September 11, 2017 • 4 minute read • by Saeed
“Everywhere immigrants have enriched and strengthened the fabric of American life.” ~ John F. Kennedy
“Remember, remember, always that all of us, and you and I especially, are descended from immigrants and revolutionists.” ~ Franklin D. Roosevelt
In his already famous 60 Minutes interview with Charlie Rose, rhetorical bomb-thrower Steve Bannon argues the merits of a Darwinian political environment and is on the attack against the usual targets, which to Bannon is everyone who doesn’t fall in line with his nihilist ideology: Hillary Clinton, the democrats, the republicans, the “pearl-clutching mainstream media,” the Catholic Church, the establishment, the George Bush White House, the elites, the “limousine liberals,” and of course immigrants.
In one particular exchange, in response to Rose pointing out that the US was conceived as a melting pot, Bannon disagrees vehemently and shoots back: “You couldn’t be more dead wrong. America was built on her citizens.”
Mr. Bannon, you couldn’t be more wrong.
The United States has always been a land of immigration. Anthropologically speaking, that trend started when the first indigenous people crossed the ice bridge connecting Asia to North America some 12,000 years ago.
Historically speaking, it wasn’t until the end of the 15th century that Europeans set their eyes on the New World in numbers. The French and Spanish were the first to establish settlements before the English and Dutch, among others, founded their first permanent colonies. On the eve of the American Revolution, the land was already a kaleidoscope of languages and ethnicities.
The workers who built the railroad came from the ranks of immigrants who found refuge in America following the Civil War. Every mile of track laid by hand; every spike driven into the ground; and every wooden tie was lifted into place by railroad workers primarily from Italian, Irish, and Chinese descent.
The Industrial Revolution of the late 1800s attracted more immigrants as businesses in the United States grew quickly. New technology and new ideas helped develop large factories where many new products were made. These businesses needed more workers to keep growing. Immigrants and migrants filled the labor demands of the new industrial order, transforming the nation.

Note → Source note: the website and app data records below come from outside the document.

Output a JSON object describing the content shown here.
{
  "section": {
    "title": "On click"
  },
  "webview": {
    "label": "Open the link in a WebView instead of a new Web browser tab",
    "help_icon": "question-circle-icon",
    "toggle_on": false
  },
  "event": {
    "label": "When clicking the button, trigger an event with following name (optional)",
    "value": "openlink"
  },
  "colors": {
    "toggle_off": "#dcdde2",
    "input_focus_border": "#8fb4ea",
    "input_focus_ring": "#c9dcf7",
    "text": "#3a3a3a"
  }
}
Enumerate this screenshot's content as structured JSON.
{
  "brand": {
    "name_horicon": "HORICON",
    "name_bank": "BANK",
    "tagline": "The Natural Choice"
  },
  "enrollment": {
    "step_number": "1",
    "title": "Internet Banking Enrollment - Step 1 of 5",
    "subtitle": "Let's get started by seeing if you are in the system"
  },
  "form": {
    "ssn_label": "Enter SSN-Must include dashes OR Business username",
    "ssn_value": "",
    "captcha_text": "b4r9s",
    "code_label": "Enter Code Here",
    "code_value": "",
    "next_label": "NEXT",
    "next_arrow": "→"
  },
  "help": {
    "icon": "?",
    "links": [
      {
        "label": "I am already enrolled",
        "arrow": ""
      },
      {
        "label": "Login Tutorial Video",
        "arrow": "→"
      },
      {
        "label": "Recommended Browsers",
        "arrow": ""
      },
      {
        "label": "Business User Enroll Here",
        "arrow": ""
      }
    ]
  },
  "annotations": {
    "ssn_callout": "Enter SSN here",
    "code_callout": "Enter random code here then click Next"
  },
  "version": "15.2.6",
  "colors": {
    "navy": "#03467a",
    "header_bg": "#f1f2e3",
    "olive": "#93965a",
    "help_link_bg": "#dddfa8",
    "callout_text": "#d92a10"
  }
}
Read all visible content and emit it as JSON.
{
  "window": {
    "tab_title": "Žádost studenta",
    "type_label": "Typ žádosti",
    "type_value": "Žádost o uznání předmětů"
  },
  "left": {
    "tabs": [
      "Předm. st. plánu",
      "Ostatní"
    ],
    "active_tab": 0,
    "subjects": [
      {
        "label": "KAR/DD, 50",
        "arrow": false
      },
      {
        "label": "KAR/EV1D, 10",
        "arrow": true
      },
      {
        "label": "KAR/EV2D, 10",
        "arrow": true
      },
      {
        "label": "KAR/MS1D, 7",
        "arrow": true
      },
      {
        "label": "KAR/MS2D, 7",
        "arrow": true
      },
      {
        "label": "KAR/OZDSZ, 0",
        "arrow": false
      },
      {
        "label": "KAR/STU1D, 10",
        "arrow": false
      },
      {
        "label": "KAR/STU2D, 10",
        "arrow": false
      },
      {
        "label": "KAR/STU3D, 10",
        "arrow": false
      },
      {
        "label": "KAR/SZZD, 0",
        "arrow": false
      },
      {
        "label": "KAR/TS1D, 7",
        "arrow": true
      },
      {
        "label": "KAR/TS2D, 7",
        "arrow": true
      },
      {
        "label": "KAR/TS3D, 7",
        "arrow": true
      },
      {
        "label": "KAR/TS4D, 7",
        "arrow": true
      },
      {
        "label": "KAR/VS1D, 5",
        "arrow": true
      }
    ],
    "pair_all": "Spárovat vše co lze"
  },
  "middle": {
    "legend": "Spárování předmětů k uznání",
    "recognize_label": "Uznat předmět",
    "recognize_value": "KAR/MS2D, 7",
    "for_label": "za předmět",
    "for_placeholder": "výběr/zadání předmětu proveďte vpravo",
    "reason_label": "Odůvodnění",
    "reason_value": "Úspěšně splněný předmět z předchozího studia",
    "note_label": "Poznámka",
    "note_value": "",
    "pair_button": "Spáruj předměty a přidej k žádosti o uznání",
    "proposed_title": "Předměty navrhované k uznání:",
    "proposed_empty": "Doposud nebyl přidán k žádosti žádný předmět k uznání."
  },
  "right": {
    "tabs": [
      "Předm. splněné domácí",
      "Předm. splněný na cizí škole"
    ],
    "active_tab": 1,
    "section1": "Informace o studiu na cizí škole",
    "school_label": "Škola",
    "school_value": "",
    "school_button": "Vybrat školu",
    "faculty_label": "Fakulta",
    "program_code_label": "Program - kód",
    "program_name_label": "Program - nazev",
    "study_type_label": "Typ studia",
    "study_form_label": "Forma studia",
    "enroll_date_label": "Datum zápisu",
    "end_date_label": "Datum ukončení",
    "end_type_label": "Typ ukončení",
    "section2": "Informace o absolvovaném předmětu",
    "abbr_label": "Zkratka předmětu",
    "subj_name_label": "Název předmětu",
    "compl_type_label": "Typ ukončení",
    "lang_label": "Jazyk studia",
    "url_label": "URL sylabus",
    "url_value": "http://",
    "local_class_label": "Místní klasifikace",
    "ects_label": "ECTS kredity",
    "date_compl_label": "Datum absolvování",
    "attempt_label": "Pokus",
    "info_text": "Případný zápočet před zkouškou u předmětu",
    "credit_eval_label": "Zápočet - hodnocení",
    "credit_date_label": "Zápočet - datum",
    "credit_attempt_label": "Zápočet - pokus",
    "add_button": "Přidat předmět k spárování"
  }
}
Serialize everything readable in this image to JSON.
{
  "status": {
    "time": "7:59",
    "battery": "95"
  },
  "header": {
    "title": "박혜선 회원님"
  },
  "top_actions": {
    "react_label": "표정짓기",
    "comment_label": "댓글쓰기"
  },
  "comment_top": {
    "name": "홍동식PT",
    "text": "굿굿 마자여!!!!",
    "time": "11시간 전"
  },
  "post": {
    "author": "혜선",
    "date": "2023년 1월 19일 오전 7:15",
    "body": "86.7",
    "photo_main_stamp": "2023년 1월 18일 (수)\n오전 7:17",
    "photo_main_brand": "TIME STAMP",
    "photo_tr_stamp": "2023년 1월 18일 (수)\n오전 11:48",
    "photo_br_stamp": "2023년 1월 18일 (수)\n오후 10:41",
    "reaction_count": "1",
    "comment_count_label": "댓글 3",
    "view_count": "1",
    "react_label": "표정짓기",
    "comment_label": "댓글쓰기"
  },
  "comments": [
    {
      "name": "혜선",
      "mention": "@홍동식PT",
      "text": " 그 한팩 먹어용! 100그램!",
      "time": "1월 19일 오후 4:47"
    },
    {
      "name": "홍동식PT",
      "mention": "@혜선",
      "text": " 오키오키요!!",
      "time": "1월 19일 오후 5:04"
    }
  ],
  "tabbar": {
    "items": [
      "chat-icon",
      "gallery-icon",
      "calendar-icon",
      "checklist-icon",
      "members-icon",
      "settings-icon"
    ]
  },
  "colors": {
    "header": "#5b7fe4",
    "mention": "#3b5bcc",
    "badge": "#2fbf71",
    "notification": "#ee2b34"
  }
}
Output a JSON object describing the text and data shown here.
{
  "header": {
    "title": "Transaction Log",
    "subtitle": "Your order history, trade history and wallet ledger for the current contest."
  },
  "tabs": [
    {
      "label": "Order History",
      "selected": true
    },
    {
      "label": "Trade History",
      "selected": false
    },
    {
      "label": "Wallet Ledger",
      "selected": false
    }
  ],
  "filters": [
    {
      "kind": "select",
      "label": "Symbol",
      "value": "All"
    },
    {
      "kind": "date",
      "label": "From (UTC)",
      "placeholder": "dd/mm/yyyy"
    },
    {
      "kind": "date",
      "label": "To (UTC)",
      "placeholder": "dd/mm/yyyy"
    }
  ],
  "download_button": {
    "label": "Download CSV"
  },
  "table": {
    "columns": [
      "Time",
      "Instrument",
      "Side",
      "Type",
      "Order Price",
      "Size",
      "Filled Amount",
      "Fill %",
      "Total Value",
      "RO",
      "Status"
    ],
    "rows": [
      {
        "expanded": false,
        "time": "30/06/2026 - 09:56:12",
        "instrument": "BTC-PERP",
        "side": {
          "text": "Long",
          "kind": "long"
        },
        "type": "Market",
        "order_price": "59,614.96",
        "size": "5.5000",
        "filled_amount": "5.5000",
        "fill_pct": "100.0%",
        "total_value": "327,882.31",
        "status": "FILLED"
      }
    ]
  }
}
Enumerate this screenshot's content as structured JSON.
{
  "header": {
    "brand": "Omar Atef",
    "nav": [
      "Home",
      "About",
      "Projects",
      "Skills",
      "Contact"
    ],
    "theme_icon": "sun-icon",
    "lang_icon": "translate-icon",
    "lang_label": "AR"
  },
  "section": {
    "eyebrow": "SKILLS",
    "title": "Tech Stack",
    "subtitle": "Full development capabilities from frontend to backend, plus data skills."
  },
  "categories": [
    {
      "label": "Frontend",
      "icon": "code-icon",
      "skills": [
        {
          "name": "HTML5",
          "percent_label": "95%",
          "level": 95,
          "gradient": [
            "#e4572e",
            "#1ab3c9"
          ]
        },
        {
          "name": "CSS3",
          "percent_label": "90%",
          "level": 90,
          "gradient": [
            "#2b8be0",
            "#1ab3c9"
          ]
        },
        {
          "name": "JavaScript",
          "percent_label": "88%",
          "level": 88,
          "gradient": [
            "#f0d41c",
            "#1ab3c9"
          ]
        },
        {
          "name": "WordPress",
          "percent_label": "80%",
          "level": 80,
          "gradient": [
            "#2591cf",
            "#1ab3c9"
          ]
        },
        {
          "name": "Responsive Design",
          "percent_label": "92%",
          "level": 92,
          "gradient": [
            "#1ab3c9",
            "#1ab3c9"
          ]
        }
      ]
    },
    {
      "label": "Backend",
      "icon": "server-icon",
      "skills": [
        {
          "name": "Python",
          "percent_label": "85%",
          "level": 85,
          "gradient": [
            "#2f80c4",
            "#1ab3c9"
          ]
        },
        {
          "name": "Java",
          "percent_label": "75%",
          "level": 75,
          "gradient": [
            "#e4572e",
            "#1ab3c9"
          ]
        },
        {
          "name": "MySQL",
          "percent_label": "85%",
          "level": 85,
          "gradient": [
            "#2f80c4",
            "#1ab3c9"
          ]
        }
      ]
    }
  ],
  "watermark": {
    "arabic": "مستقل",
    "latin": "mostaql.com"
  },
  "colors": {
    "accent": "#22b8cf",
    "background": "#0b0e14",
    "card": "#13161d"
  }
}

Between 1882 and 1914 approximately twenty million immigrants came to the United States. Mass immigration from eastern and southern Europe dramatically altered the population’s ethnic and religious composition. Unlike earlier immigrants, who had come primarily from northern Europe—Britain, Germany, Ireland, and Scandinavia—the “new immigrants” came increasingly from Hungary, Italy, Poland, and Russia.
By 1900, New York City had as many Irish residents as Dublin. It had more Italians than any city outside Rome and more Poles than any city except Warsaw. It had more Jews than any other city in the world, as well as sizeable numbers of Slavs, Lithuanians, Chinese, and Scandinavians.
Modern times have been no different exemplified by some of the titans of business.
Steve Jobs’ father was a Syrian refugee.
Satya Nadella, CEO of Microsoft is an Indian immigrant. So is Sundar Prachai, CEO of Google.
Sergey Brin, Google’s co-founder was a Soviet-born refugee.
Throughout American history, millions of people around the world have left their homelands for a chance to start a new life in this country. Despite many difficulties, both immigrants and migrants forged new communities in their adopted homes.
From the forefathers’ first steps, to the challenges faced in today’s globalized world, immigrants have always been part of the American story and part of the solution, not the problem. It is historical revisionism to believe otherwise.